I feel like I can finally admit, I have never been an antibacterial kind of mom. You know the ones who carry around that gel like their lives depend on it. They wipe down every toy in the dentist waiting room before their kids can touch them. Their children don’t sit in the grass, they sit at a pre-sanitized picnic table. It’s the mom who gasps in horror when my daughter starts talking about the five-second rule. I’ve never been this mom. And today, I found out that I can be proud of that fact!

Today, researchers released a study showing that antibacterial soaps, among other hygiene-related products, effect the way children’s immune systems develop. Basically, we’re making our kids too clean. Jessica Savage, an allergy and immunology fellow at the Johns Hopkins Children’s Center and lead investigator in this study said, “The link between allergy risk and antimicrobial exposure suggests that these agents may disrupt the delicate balance between beneficial and bad bacteria in the body and lead to immune system dysregulation, which in turn raises the risk of allergies.”

Most see the study as a confirmation for the “hygiene hypothesis,” which suggests that the rise in allergies in the developed world comes from our lack of exposure to any germs whatsoever. This makes it harder for our body to tell the difference between actual threats and simple foreign pathogens like pet dander, pollen or certain foods.

With research showing that children with higher levels of antimicrobial in their system were at “twice the risk of environmental allergies” as children with lower levels, it’s going to be hard to dispute the hygiene hypothesis. And moms like me who were pretty lax with all those anti-germ rules can feel a little more confident today than they did yesterday.

In light of this research, it’s interesting to note that other recent studies showed city kids were more likely to develop food allergies. Could it be that lack of germ-paranoia is just a byproduct of growing up in the Midwest and having parents who lived on farms in their younger years?
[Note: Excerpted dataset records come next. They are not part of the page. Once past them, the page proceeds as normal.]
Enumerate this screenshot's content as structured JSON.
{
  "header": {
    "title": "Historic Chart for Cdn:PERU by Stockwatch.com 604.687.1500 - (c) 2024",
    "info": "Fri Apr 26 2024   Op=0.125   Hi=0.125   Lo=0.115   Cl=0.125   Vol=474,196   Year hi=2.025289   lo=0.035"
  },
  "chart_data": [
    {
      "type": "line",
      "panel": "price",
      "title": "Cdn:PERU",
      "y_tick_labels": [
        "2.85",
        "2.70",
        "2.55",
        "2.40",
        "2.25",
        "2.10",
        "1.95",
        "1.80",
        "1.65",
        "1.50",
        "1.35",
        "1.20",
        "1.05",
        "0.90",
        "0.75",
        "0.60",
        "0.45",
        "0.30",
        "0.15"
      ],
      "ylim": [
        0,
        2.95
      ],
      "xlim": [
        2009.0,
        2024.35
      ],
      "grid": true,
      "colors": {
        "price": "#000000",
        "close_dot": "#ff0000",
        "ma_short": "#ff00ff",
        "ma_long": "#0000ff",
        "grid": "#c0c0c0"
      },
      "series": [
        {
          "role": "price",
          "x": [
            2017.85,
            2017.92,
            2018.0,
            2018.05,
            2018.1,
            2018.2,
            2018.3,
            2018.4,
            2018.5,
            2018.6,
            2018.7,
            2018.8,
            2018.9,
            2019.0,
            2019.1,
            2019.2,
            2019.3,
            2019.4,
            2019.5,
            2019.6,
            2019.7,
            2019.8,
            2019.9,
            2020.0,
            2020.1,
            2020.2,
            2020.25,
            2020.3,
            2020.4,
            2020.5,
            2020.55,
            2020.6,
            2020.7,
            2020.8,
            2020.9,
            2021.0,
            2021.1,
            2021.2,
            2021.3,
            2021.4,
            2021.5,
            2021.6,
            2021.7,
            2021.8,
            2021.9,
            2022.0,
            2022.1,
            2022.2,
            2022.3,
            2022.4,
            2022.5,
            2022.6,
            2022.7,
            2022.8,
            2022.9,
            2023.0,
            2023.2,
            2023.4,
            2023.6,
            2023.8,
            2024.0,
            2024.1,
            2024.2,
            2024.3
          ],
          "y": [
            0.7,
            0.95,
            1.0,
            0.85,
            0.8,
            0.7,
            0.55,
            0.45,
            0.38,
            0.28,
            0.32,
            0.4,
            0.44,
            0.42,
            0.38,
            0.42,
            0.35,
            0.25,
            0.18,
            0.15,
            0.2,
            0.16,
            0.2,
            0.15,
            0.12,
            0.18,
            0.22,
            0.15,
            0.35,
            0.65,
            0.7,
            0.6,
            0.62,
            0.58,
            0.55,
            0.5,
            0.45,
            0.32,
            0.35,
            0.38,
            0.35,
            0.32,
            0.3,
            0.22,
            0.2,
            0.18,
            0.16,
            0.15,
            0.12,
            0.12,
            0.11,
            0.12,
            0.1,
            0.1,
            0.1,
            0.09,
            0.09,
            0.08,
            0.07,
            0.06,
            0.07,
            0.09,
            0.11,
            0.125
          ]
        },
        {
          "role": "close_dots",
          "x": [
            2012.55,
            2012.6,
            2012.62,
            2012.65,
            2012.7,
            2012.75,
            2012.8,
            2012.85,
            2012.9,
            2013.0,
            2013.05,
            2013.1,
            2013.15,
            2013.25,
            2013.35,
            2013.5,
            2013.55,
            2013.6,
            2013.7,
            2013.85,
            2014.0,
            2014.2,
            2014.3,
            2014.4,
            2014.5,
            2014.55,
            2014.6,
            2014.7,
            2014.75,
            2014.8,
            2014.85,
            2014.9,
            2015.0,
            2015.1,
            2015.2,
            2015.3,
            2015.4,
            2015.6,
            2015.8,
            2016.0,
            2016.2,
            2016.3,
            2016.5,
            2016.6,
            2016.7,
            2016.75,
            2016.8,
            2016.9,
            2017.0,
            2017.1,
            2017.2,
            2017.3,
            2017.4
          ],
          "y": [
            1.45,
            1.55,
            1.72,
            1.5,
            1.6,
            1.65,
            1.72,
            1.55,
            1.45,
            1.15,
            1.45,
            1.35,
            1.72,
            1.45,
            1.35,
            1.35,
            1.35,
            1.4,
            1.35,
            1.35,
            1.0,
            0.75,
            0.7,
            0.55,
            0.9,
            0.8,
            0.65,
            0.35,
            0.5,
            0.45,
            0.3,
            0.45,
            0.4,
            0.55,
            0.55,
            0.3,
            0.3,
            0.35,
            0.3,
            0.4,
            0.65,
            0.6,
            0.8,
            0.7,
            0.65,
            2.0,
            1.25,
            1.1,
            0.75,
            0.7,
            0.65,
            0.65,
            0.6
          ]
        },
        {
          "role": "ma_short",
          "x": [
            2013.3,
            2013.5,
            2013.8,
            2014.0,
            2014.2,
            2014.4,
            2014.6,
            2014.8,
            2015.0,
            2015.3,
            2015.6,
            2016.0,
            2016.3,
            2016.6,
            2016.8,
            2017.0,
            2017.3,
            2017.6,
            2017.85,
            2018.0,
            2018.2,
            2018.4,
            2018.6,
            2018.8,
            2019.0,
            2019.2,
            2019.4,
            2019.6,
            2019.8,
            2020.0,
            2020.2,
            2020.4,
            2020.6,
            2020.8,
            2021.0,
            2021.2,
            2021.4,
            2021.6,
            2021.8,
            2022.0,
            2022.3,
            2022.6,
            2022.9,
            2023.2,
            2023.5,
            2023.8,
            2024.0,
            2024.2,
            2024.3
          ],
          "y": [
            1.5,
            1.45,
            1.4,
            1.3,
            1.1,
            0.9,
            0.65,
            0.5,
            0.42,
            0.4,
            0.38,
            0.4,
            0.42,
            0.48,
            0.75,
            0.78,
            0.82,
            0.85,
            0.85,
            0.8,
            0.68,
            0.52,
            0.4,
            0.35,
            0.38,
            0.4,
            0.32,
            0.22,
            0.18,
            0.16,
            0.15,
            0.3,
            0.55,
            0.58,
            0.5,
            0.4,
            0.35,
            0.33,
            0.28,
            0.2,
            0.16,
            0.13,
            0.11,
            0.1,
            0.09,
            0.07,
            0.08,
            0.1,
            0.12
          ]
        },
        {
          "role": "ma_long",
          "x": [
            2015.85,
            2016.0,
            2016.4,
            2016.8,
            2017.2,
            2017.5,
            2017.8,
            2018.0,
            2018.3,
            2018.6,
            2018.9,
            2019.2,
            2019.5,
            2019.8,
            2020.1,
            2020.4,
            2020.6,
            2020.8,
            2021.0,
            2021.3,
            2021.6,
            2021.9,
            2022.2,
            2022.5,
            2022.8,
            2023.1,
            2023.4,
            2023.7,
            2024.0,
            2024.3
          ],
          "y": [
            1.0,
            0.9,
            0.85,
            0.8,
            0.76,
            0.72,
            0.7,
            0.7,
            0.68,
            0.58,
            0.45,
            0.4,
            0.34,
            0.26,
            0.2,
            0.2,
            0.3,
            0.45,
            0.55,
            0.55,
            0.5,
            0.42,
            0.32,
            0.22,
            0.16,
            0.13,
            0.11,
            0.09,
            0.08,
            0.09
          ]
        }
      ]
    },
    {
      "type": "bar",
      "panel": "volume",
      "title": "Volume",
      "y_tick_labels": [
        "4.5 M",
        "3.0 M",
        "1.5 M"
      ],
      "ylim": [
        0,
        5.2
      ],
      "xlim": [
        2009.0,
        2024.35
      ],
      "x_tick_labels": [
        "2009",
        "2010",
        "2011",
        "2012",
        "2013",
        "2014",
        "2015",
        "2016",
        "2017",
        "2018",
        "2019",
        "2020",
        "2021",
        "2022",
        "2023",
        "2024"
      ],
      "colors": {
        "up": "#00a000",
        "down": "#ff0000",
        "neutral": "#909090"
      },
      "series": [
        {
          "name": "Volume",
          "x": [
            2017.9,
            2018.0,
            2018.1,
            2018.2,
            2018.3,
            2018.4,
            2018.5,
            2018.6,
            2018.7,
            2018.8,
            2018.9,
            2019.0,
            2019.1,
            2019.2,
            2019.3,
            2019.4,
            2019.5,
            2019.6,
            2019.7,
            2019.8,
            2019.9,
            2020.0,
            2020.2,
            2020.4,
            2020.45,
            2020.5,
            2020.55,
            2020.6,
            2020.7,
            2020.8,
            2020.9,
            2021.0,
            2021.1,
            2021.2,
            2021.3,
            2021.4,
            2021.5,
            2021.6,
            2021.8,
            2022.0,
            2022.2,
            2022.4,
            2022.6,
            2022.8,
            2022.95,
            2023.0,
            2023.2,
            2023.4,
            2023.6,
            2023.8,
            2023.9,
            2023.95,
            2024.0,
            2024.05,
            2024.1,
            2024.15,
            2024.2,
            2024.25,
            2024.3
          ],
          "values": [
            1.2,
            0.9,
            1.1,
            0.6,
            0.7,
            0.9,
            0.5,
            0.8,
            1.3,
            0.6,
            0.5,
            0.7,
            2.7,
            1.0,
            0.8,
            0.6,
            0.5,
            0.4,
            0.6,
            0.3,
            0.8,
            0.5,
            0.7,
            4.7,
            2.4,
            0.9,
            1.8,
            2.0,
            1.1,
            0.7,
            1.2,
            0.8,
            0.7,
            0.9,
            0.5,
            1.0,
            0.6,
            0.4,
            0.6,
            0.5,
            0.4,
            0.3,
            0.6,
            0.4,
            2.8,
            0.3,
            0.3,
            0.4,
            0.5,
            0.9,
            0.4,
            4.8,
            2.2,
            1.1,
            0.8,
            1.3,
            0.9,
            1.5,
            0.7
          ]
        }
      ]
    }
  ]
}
Is this general acceptance of dirt and the outdoors whats keeping children raise in the country from having as many problems as their metropolitan peers?

That’s complete conjecture. I have no proof there. But I do have proof that my daughter will be just fine if I don’t wipe off everything she ever touches with an antibacterial wipe, and that’s good enough for me!

(Photo: Stephanie Frey/Shutterstock)